Is it better to use a pen name?

Is it better to use a pen name?

It is entirely up to the individual whether or not to employ a pen name or pseudonym. Unless you share a name with a well-known author or celebrity, there is no right or incorrect response. Just keep in mind that if you do use one, you must be willing to adopt a new persona (even if it is extremely similar to your own identity).

The main advantage of a pen name is that it gives you complete control over your work. You can avoid political controversies or religious debates that might affect your reputation as an author. You can also write under different names for different audiences. Some authors even make multiple livings writing for different markets under different names!

There are several reasons why people choose to use a pen name. Some common ones include: wanting to protect their privacy, avoid conflict with another writer, and earn additional income. There are many others too; we will discuss some more specific cases below.

Using a pen name is simple enough. When you register your book with a publisher or self-publish it on Amazon, they will need your full legal name. After that, whenever you want to address someone by their first name only, just spell out the full last name when speaking or typing. No one will ever know that "Jane Smith" is actually you!

Now, some may question how anyone could earn an extra income by writing under different names. The most common way of doing this is by publishing eBooks.

What makes a good pen name?

Choosing a pseudonym may be as difficult as naming a character, especially when the character is yourself. A pen name that is a version of your actual name, such as a middle name, nickname, or initials, is the most basic. Many writers merely alter their surname so they don't have to remember which first name to use at conferences. Some choose names that are completely different from their own; for example, Jane Austen wrote under the pen name "Mrs. Austen.".

If you can imagine someone else using the name, it doesn't matter how you spell it or what letters it starts with, then it's available. For example, "Jane Eyre" was already taken by another writer so Charlotte Brontë used her middle name instead. Sometimes two people will take the same name, like "John Lennon" and "Paul McCartney." In other cases, the same name may have many meanings in different languages, like "Michael" meaning "God Is My Judge." Or it may be an abbreviation for something else, like "Dick" for Richard Nixon or "JD" for John Doe.

The choice of a pen name is very personal. It should reflect who you are, but not everyone will understand right away. For example, "George Orwell" might mean something familiar to British readers, but "Orwellian" is a new word used to describe totalitarian government surveillance programs.

What should I consider when choosing a pen name?

The most common error authors make when selecting a pen name is failing to evaluate the marketing worth of a pen name before making a selection. In summary, the pseudonym you select for your work can have a significant influence on your book and platform, since it becomes your author brand. So before you pick a nickname for yourself, think about what kind of image you want to project and if it matches with the books you plan to write.

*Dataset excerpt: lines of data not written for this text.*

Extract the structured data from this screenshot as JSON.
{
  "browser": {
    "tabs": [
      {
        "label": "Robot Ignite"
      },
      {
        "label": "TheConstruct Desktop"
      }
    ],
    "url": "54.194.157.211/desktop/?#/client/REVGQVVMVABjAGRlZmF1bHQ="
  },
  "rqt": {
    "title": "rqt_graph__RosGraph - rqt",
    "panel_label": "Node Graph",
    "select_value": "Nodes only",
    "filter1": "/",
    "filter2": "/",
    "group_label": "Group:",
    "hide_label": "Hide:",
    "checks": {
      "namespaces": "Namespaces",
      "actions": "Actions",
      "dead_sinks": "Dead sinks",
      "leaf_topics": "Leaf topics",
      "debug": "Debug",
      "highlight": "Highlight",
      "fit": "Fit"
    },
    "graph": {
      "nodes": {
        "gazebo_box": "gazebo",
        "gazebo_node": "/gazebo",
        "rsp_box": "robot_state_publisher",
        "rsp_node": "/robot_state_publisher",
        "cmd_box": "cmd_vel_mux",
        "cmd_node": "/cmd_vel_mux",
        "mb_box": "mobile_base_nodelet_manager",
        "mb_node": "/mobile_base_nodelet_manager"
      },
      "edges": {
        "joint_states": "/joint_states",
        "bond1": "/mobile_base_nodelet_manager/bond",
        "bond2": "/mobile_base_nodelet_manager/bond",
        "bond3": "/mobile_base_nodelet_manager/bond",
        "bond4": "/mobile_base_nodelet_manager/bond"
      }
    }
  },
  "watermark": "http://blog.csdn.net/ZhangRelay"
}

Your pen name should be unique so that it doesn't conflict with other writers' trademarks or infringe on any copyrights. It should also be attractive and memorable so that readers will want to learn more about you and your work. A great pen name makes your writing career easier by reducing confusion among audiences who may know only one writer with the same first name. Finally, your pen name should reflect you as an author: interesting enough to warrant further exploration, but not so specific or obscure that readers won't understand its meaning.

There are many ways to choose a pen name. You could choose it randomly, like some novelists do, or you could base it on something personal such as your favorite movie star or musician. The important thing is that you come up with a name that isn't already in use by someone else. If you do find another writer using the same pen name, go with another one. There are plenty of characters out there waiting to be claimed by someone.

How do you get a unique pen name?

To choose a pen name, do the following:

  1. Identify the right age for your pseudonym.
  2. Choose options that fit your literary genre.
  3. Check the availability of your pen name’s URL and social media handles.
  4. Choose a name that’s easy to spell, pronounce, and remember.
  5. Make sure your pen name isn’t similar or identical to another author’s.

How do you legally use a pen name?

There is no true legal process for choosing a pen name—you may usually just select one and go with it. While most states require anyone doing business under a different name to register with the state, these regulations normally do not apply to authors who use pen names. 31st of July, 2020: According to the New York Times, using a pseudonym is now illegal in that state if you do not have the intention of getting paid.

In fact, using a pen name is kind of like having multiple identities. You can use your real name on social media, for example, or use pen names for writing blogs or articles. The more identities you have, the more opportunities you have of being credited for your work.

People use pen names for many reasons. Some common ones are to avoid controversy or prejudice associated with their actual identity, to gain recognition as a writer, or simply because they feel like it's fun to use a different name on each piece of writing!

It's definitely acceptable in today's society to use a pen name. If you want to, you can even use several of them at the same time!

About Article Author

James Puckett

James Puckett has served in various countries, including Iraq and Afghanistan. James left the agency after 9 years of service because he wanted to focus on his family and teaching people about safety.

Related posts